“Denmark’s schools, colleges and universities are not a place for religious practice,” he said, warning of the “danger of prayer-rooms”, which he claimed extremists sometimes used to share radical Islamist literature.
“There may be social control in which some Muslim students, for example, push others to practice Islam in school,” he argued.
The move sees the country’s largest centre-left party deepen its tentative alliance with the populist, anti-immigrant Danish People’s Party, which proposed the prayer ban.
The measure is clearly aimed at devout Muslims, who unlike Christians, Jews and other religions are required to pray five times a day.
However, the Social Democrats stopped short of voting for the measure on its first reading in the Danish parliament on Tuesday, arguing that the proposals needs to be fleshed out and debated before it can make a decision.
The issue also appears to have split the party with Daniel Toft Jacobsen, its spokesman for free schools, saying he disagreed with the decision to back the ban. “For me it's a pretty fundamental question, so I choose to say what I mean,” he told Jyllands-Posten. “It has to do with basic values of freedom.”
The two Danish government parties, the Liberal Party and the Liberal Alliance, argue that while praying in schools should be discouraged, it is not necessary to ban it under law.
Education Minister Merethe Riis Ager plans instead to send a letter to the leaders of Danish educational institutions encouraging them to ban prayer rooms.
The proposals was universally condemned by Denmark’s religious leaders, with representatives for Jewish, Catholic, and Protestant communities saying it was against Danish culture.
“It is dangerous to try to restrict people's freedom to practice their religion,” said Denmark’s chief rabbi Jair Melchior.
“It is a freedom that not only the Danish, but the entire of Western society is built upon.”
“It is an expression of religious freedom that you also respect other religions and their needs,” said Niels Messerschmidt, Information Officer of the Catholic Church. “So if Muslims at Danish universities want to ask for prayer spaces, then we support it.”
Henrik Stubkjær, Bishop of Viborg, said it was necessary “in the name of freedom” for there to be places where those of different faiths can pray.

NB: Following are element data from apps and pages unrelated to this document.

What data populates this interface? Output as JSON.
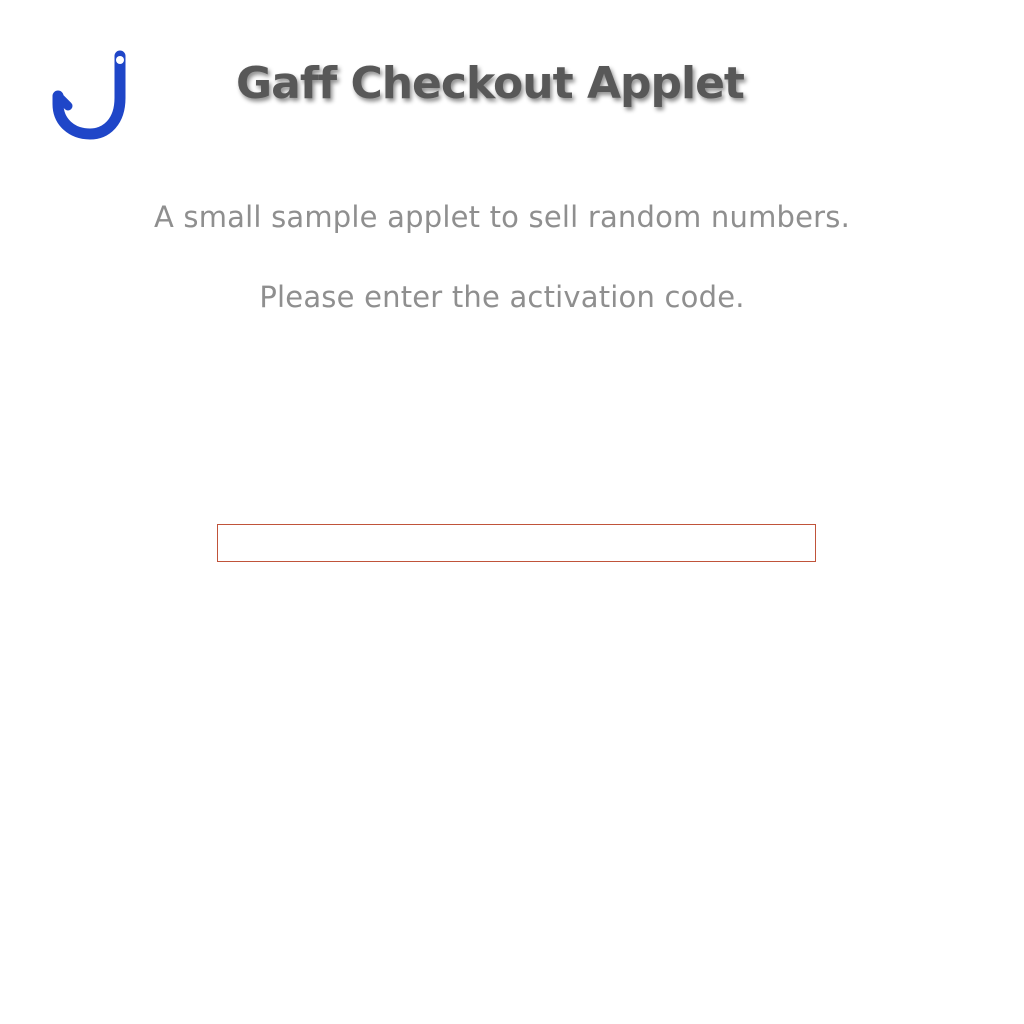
{
  "app": {
    "title": "Gaff Checkout Applet",
    "logo_icon": "hook-icon",
    "logo_color": "#1f46c8"
  },
  "content": {
    "description": "A small sample applet to sell random numbers.",
    "prompt": "Please enter the activation code."
  },
  "activation_code": {
    "value": "",
    "placeholder": "",
    "border_color": "#c0533a"
  }
}
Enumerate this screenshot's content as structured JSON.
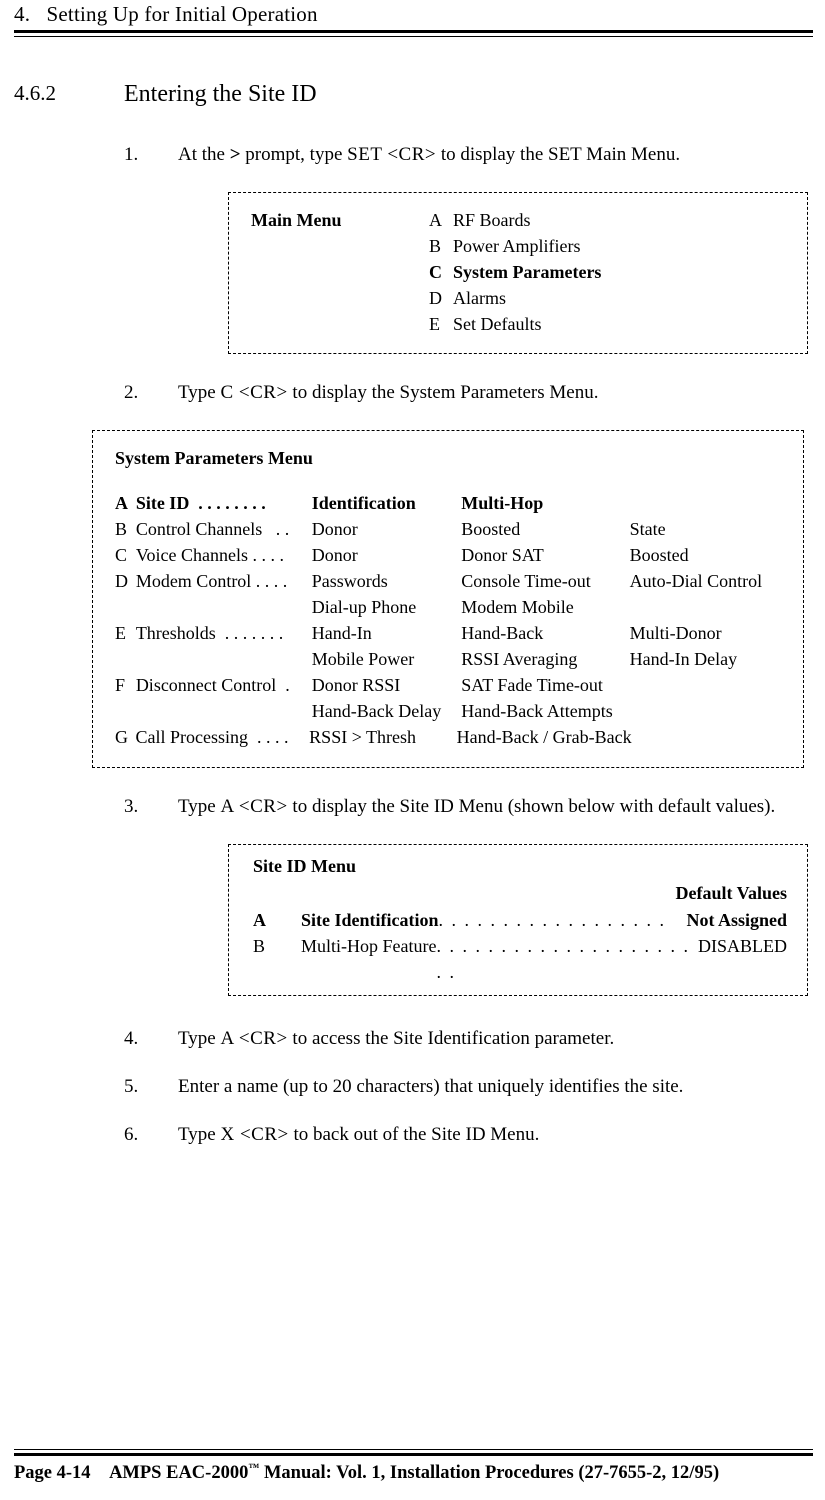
{
  "chapter": {
    "num": "4.",
    "title": "Setting Up for Initial Operation"
  },
  "section": {
    "num": "4.6.2",
    "title": "Entering the Site ID"
  },
  "steps": {
    "s1": {
      "num": "1.",
      "before": "At the ",
      "prompt": ">",
      "mid": " prompt, type ",
      "cmd": "SET <CR>",
      "after": " to display the SET Main Menu."
    },
    "s2": {
      "num": "2.",
      "before": "Type ",
      "cmd": "C <CR>",
      "after": " to display the System Parameters Menu."
    },
    "s3": {
      "num": "3.",
      "before": "Type ",
      "cmd": "A <CR>",
      "after": " to display the Site ID Menu (shown below with default values)."
    },
    "s4": {
      "num": "4.",
      "before": "Type ",
      "cmd": "A <CR>",
      "after": " to access the Site Identification parameter."
    },
    "s5": {
      "num": "5.",
      "text": "Enter a name (up to 20 characters) that uniquely identifies the site."
    },
    "s6": {
      "num": "6.",
      "before": "Type ",
      "cmd": "X <CR>",
      "after": " to back out of the Site ID Menu."
    }
  },
  "mainmenu": {
    "title": "Main Menu",
    "items": [
      {
        "k": "A",
        "label": "RF Boards",
        "bold": false
      },
      {
        "k": "B",
        "label": "Power Amplifiers",
        "bold": false
      },
      {
        "k": "C",
        "label": "System Parameters",
        "bold": true
      },
      {
        "k": "D",
        "label": "Alarms",
        "bold": false
      },
      {
        "k": "E",
        "label": "Set Defaults",
        "bold": false
      }
    ]
  },
  "sysmenu": {
    "title": "System Parameters Menu",
    "rows": [
      {
        "k": "A",
        "c1": "Site ID  . . . . . . . .",
        "c2": "Identification",
        "c3": "Multi-Hop",
        "c4": "",
        "bold": true
      },
      {
        "k": "B",
        "c1": "Control Channels   . .",
        "c2": "Donor",
        "c3": "Boosted",
        "c4": "State",
        "bold": false
      },
      {
        "k": "C",
        "c1": "Voice Channels . . . .",
        "c2": "Donor",
        "c3": "Donor SAT",
        "c4": "Boosted",
        "bold": false
      },
      {
        "k": "D",
        "c1": "Modem Control . . . .",
        "c2": "Passwords",
        "c3": "Console Time-out",
        "c4": "Auto-Dial Control",
        "bold": false
      },
      {
        "k": "",
        "c1": "",
        "c2": "Dial-up Phone",
        "c3": "Modem Mobile",
        "c4": "",
        "bold": false
      },
      {
        "k": "E",
        "c1": "Thresholds  . . . . . . .",
        "c2": "Hand-In",
        "c3": "Hand-Back",
        "c4": "Multi-Donor",
        "bold": false
      },
      {
        "k": "",
        "c1": "",
        "c2": "Mobile Power",
        "c3": "RSSI Averaging",
        "c4": "Hand-In Delay",
        "bold": false
      },
      {
        "k": "F",
        "c1": "Disconnect Control  .",
        "c2": "Donor RSSI",
        "c3": "SAT Fade Time-out",
        "c4": "",
        "bold": false
      },
      {
        "k": "",
        "c1": "",
        "c2": "Hand-Back Delay",
        "c3": "Hand-Back Attempts",
        "c4": "",
        "bold": false
      },
      {
        "k": "G",
        "c1": "Call Processing  . . . .",
        "c2": "RSSI > Thresh",
        "c3": "Hand-Back / Grab-Back",
        "c4": "",
        "bold": false
      }
    ]
  },
  "siteid": {
    "title": "Site ID Menu",
    "default_hdr": "Default Values",
    "rows": [
      {
        "k": "A",
        "label": "Site Identification",
        "dots": "  . . . . . . . . . . . . . . . . . .  ",
        "val": "Not Assigned",
        "bold": true
      },
      {
        "k": "B",
        "label": "Multi-Hop Feature",
        "dots": "  . . . . . . . . . . . . . . . . . . . . . . ",
        "val": "DISABLED",
        "bold": false
      }
    ]
  },
  "footer": {
    "page": "Page 4-14",
    "product": "AMPS EAC-2000",
    "tm": "™",
    "rest": " Manual:  Vol. 1, Installation Procedures (27-7655-2, 12/95)"
  }
}
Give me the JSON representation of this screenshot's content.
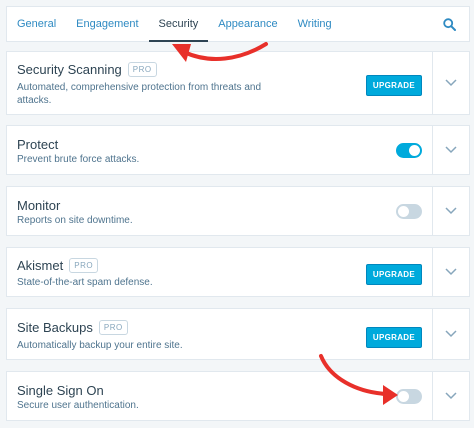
{
  "tabs": [
    {
      "label": "General"
    },
    {
      "label": "Engagement"
    },
    {
      "label": "Security"
    },
    {
      "label": "Appearance"
    },
    {
      "label": "Writing"
    }
  ],
  "active_tab": "Security",
  "cards": [
    {
      "title": "Security Scanning",
      "pro": "PRO",
      "desc": "Automated, comprehensive protection from threats and attacks.",
      "action": "UPGRADE"
    },
    {
      "title": "Protect",
      "desc": "Prevent brute force attacks.",
      "toggle": "on"
    },
    {
      "title": "Monitor",
      "desc": "Reports on site downtime.",
      "toggle": "off"
    },
    {
      "title": "Akismet",
      "pro": "PRO",
      "desc": "State-of-the-art spam defense.",
      "action": "UPGRADE"
    },
    {
      "title": "Site Backups",
      "pro": "PRO",
      "desc": "Automatically backup your entire site.",
      "action": "UPGRADE"
    },
    {
      "title": "Single Sign On",
      "desc": "Secure user authentication.",
      "toggle": "off"
    }
  ],
  "colors": {
    "accent": "#00aadc",
    "link": "#2e8ac2",
    "arrow": "#e8302a"
  },
  "icons": {
    "search": "search-icon",
    "chevron": "chevron-down-icon"
  }
}
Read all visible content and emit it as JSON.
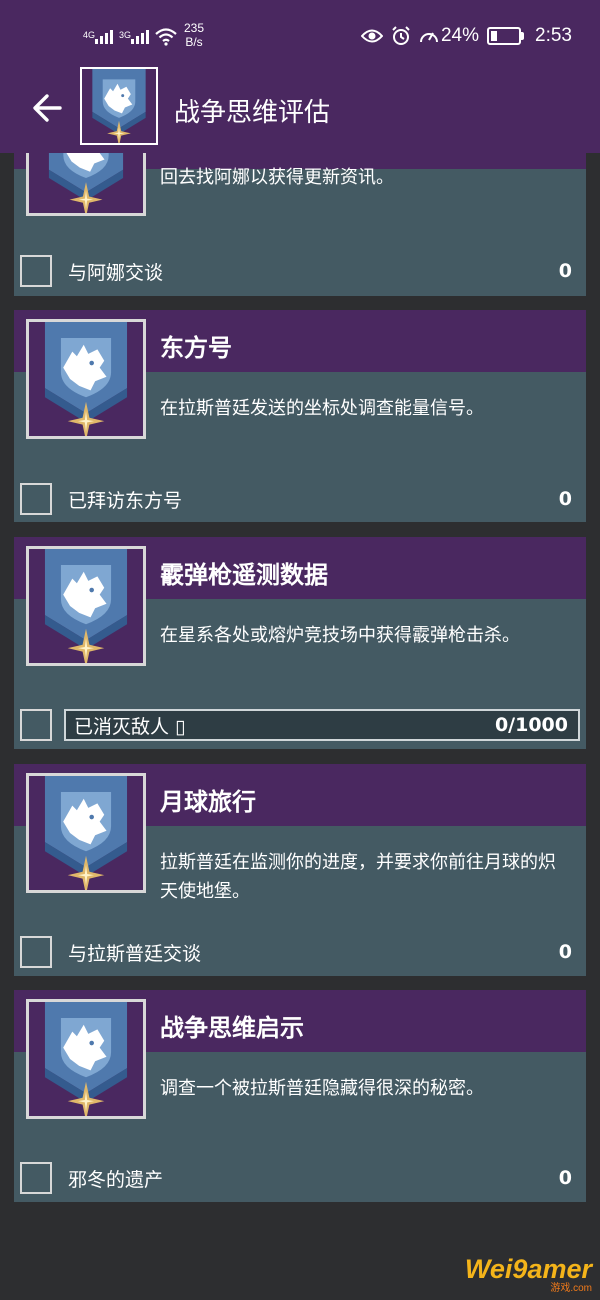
{
  "status_bar": {
    "signal1": "4G",
    "signal2": "3G",
    "net_speed": "235",
    "net_unit": "B/s",
    "battery": "24%",
    "battery_level": 0.24,
    "time": "2:53",
    "icons": [
      "eye-icon",
      "alarm-icon",
      "speedometer-icon",
      "battery-icon"
    ]
  },
  "app_bar": {
    "title": "战争思维评估",
    "back_icon": "arrow-left-icon",
    "emblem_icon": "wolf-banner-icon"
  },
  "quests": [
    {
      "title": "",
      "description": "回去找阿娜以获得更新资讯。",
      "objective": "与阿娜交谈",
      "count": "0",
      "type": "checkbox"
    },
    {
      "title": "东方号",
      "description": "在拉斯普廷发送的坐标处调查能量信号。",
      "objective": "已拜访东方号",
      "count": "0",
      "type": "checkbox"
    },
    {
      "title": "霰弹枪遥测数据",
      "description": "在星系各处或熔炉竞技场中获得霰弹枪击杀。",
      "objective": "已消灭敌人 ▯",
      "count": "0/1000",
      "progress": 0,
      "type": "progress"
    },
    {
      "title": "月球旅行",
      "description": "拉斯普廷在监测你的进度，并要求你前往月球的炽天使地堡。",
      "objective": "与拉斯普廷交谈",
      "count": "0",
      "type": "checkbox"
    },
    {
      "title": "战争思维启示",
      "description": "调查一个被拉斯普廷隐藏得很深的秘密。",
      "objective": "邪冬的遗产",
      "count": "0",
      "type": "checkbox"
    }
  ],
  "watermark": {
    "line1": "Wei9amer",
    "line2": "游戏.com"
  },
  "colors": {
    "purple": "#4a2860",
    "card": "#445a63",
    "background": "#2d2e30",
    "emblem_blue": "#4f79ad",
    "star_gold": "#e0b86a"
  }
}
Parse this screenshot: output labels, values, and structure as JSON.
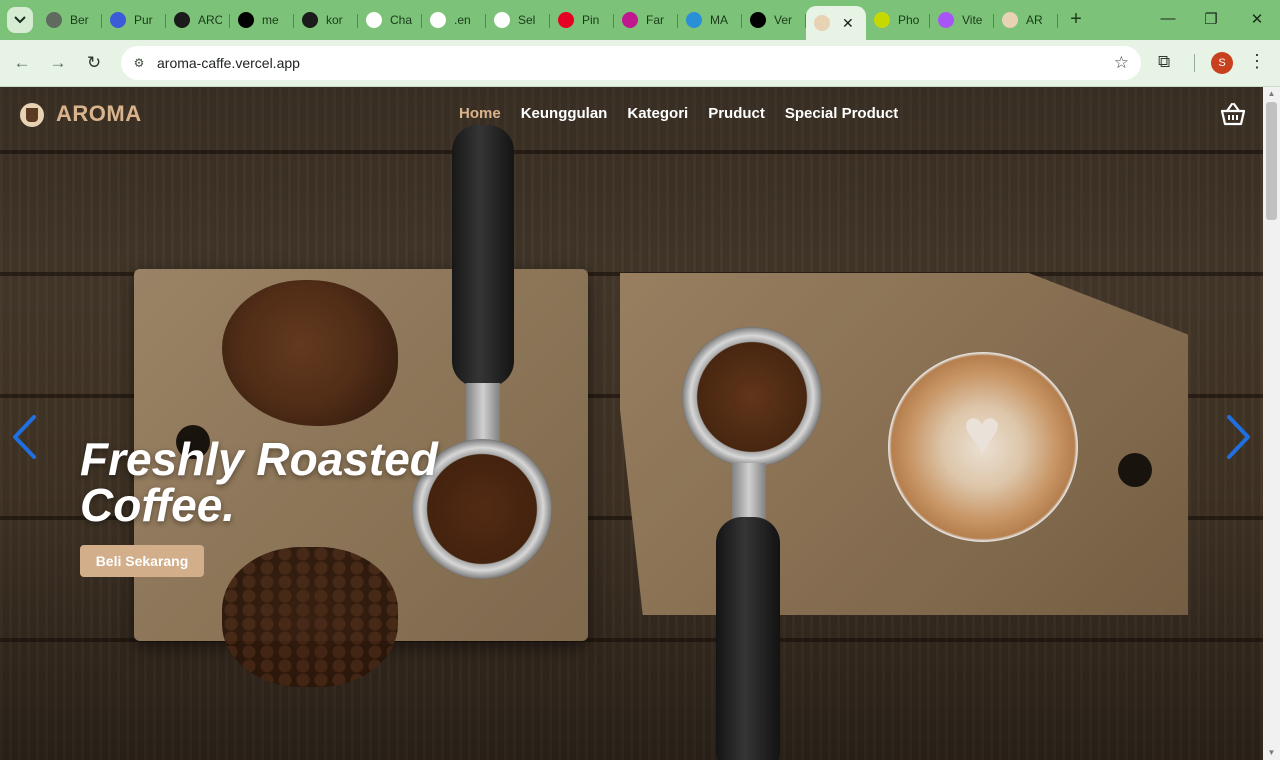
{
  "browser": {
    "tabs": [
      {
        "label": "Ber",
        "icon": "globe-icon",
        "color": "#5f6b5f"
      },
      {
        "label": "Pur",
        "icon": "printer-icon",
        "color": "#3b5bd9"
      },
      {
        "label": "ARC",
        "icon": "bolt-icon",
        "color": "#1b1b1b"
      },
      {
        "label": "me",
        "icon": "triangle-icon",
        "color": "#000000"
      },
      {
        "label": "kor",
        "icon": "github-icon",
        "color": "#1b1b1b"
      },
      {
        "label": "Cha",
        "icon": "openai-icon",
        "color": "#ffffff"
      },
      {
        "label": ".en",
        "icon": "gmail-icon",
        "color": "#ffffff"
      },
      {
        "label": "Sel",
        "icon": "apps-icon",
        "color": "#ffffff"
      },
      {
        "label": "Pin",
        "icon": "pinterest-icon",
        "color": "#e60023"
      },
      {
        "label": "Far",
        "icon": "circle-icon",
        "color": "#c2188f"
      },
      {
        "label": "MA",
        "icon": "bars-icon",
        "color": "#2b8fd6"
      },
      {
        "label": "Ver",
        "icon": "triangle-icon",
        "color": "#000000"
      },
      {
        "label": "",
        "icon": "aroma-favicon-icon",
        "color": "#e7d2b4",
        "active": true
      },
      {
        "label": "Pho",
        "icon": "p-icon",
        "color": "#c5d800"
      },
      {
        "label": "Vite",
        "icon": "vite-icon",
        "color": "#a855f7"
      },
      {
        "label": "AR",
        "icon": "aroma-favicon-icon",
        "color": "#e7d2b4"
      }
    ],
    "url": "aroma-caffe.vercel.app",
    "profile_initial": "S"
  },
  "site": {
    "brand": "AROMA",
    "nav": [
      "Home",
      "Keunggulan",
      "Kategori",
      "Pruduct",
      "Special Product"
    ],
    "active_nav": "Home",
    "hero_title": "Freshly Roasted Coffee.",
    "cta": "Beli Sekarang",
    "accent_color": "#d2ae8a",
    "arrow_color": "#1f6fe0"
  }
}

The DPP claims that prayer rooms are working to “Islamize Denmark”
“Denmark is a Christian country, so educational institutions must make sure there is no Islamization,” the DPP’s education spokesperson Marie Krarup has claimed.